Music, along with the other creative arts, is one of the most profound ways in which people express and define the distinctive character of human life. Composing, performing, and listening to music are some of the most fulfilling of our experiences. Listening offers us the opportunity for the sensuous pleasure of listening and moving (in dance), for emotional self-expression, and for bonding with others in shared enthusiasm. Performing brings with it the demands and rewards of communication and cooperation-with band-members and with audience-and supports the development and deployment of highly-refined bodily and expressive skills. Composing can be a powerful intellectual and cultural practice, offering one a route into participating in the rich historical and multicultural traditions of musical expression. Engaging with music, like engaging with philosophy, touches us in every dimension-bodily, emotional, intellectual, interpersonal, cultural, spiritual-of our experience.

My own personal path into music has involved me in the study of jazz music in particular, and since 2005 I have performed regularly in Toronto as a guitarist with my own band, the John Russon Quartet. The band (with the outstanding musicians Nick Fraser, Mike Milligan, and Chris Gale on drums, bass, and saxophone respectively, and, on special occasions, with Tom Richards joining us on trombone) performs my original compositions, as well as interpreting the standard tunes of the jazz repertoire and experimenting with free improvisation. We have just (August 2011) gone into the studio to record our first CD, and it should be available in a few months. It has also been, and continues to be, a major project of mine to develop a community of jazz enthusiasts who will carry on the tradition of appreciating live musical performance in general and jazz music in particular in this age in which recording, downloading, and dj-ing have come to define "music" for most people.
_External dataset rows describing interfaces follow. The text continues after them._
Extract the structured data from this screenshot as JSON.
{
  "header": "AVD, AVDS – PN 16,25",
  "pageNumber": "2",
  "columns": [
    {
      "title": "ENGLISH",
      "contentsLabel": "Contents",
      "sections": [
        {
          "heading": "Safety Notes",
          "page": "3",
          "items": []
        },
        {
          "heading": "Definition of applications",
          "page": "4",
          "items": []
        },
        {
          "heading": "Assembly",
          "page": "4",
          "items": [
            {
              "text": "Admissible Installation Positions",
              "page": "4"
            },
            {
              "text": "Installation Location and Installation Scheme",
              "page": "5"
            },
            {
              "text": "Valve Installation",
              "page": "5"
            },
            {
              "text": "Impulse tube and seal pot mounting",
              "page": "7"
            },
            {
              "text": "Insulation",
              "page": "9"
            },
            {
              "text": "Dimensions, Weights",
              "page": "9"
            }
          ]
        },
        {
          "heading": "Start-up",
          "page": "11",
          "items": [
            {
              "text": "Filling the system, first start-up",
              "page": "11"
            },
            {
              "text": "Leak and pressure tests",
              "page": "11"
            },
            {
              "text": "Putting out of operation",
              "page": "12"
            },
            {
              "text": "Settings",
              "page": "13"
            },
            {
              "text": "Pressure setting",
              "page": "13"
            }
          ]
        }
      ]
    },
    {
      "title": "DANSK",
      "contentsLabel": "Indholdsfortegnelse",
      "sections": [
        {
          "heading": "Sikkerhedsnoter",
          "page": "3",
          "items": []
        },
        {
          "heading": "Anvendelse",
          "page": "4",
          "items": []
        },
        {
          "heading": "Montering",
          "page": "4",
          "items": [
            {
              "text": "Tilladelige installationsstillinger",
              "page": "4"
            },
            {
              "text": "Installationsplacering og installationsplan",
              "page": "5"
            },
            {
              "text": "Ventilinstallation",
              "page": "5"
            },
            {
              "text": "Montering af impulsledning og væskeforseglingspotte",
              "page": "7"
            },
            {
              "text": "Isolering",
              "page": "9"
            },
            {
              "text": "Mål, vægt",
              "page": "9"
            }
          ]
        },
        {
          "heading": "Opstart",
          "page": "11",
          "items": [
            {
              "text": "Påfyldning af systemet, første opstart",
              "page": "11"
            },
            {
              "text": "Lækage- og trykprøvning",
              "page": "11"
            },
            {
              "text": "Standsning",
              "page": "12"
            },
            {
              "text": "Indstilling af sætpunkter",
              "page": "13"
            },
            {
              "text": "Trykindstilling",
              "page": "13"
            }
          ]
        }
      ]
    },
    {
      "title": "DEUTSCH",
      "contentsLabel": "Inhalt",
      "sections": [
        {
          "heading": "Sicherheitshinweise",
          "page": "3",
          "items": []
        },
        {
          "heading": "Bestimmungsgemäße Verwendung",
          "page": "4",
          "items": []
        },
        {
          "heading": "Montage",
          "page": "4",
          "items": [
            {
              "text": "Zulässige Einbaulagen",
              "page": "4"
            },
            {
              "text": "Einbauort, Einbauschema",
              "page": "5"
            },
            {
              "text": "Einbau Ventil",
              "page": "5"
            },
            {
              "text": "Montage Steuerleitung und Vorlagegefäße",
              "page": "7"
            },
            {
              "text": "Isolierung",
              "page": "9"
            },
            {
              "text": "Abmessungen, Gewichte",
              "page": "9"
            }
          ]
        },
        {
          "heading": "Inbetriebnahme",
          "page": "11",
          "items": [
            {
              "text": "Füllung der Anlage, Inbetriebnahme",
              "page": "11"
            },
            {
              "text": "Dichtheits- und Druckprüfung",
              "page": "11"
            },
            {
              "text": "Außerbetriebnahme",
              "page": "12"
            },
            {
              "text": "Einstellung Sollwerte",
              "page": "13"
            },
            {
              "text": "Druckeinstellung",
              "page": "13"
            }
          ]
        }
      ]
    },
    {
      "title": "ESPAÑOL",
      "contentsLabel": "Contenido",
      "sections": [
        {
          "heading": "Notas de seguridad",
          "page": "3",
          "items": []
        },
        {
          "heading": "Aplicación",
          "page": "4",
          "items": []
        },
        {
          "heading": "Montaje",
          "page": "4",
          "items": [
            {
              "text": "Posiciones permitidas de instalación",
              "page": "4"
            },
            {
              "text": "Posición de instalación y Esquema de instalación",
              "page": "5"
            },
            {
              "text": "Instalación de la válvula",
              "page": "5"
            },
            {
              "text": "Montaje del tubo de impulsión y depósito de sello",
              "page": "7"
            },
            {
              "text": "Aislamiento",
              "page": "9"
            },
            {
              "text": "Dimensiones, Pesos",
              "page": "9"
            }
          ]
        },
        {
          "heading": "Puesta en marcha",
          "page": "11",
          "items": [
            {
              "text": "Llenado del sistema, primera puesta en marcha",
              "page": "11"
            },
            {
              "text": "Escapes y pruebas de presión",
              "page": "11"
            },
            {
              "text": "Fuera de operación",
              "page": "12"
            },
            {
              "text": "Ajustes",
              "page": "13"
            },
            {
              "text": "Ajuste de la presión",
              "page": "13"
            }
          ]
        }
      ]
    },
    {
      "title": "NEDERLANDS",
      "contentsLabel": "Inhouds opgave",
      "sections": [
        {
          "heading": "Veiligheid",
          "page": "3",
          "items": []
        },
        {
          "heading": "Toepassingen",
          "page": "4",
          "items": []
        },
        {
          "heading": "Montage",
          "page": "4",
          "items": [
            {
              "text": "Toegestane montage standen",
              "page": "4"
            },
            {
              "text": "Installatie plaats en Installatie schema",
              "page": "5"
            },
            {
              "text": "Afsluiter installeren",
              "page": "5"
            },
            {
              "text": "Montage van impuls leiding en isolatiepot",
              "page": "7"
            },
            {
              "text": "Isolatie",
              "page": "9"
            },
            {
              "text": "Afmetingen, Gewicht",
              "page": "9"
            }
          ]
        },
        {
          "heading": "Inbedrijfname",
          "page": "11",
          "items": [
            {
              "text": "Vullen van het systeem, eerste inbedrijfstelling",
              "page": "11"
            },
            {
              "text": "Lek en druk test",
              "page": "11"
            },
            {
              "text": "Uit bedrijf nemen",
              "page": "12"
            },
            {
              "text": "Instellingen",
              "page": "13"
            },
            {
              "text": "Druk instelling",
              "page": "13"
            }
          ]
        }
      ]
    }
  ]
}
I think of both philosophy and music as communal practices first and foremost, and I regularly try to design community activities involving either or both. Currently, I am organizing one series in downtown Toronto.

"Story and Song Night" is a once-a-month event in which a speaker narrates one of the great stories from the world's religious traditions. Stories are among the oldest and most basic of our ways of telling ourselves and each other who we are as people, and the ancient stories that have been handed down for generations remain powerful and provocative resources for thinking about ourselves and our lives. On the fourth Tuesday of each month, a speaker narrates a story she or he has found personally meaningful, and this is followed first by group discussion and then by a set of live music performed by some of the best of Toronto's musicians. The event is hosted by Naco Gallery Cafe (1665 Dundas St. W.).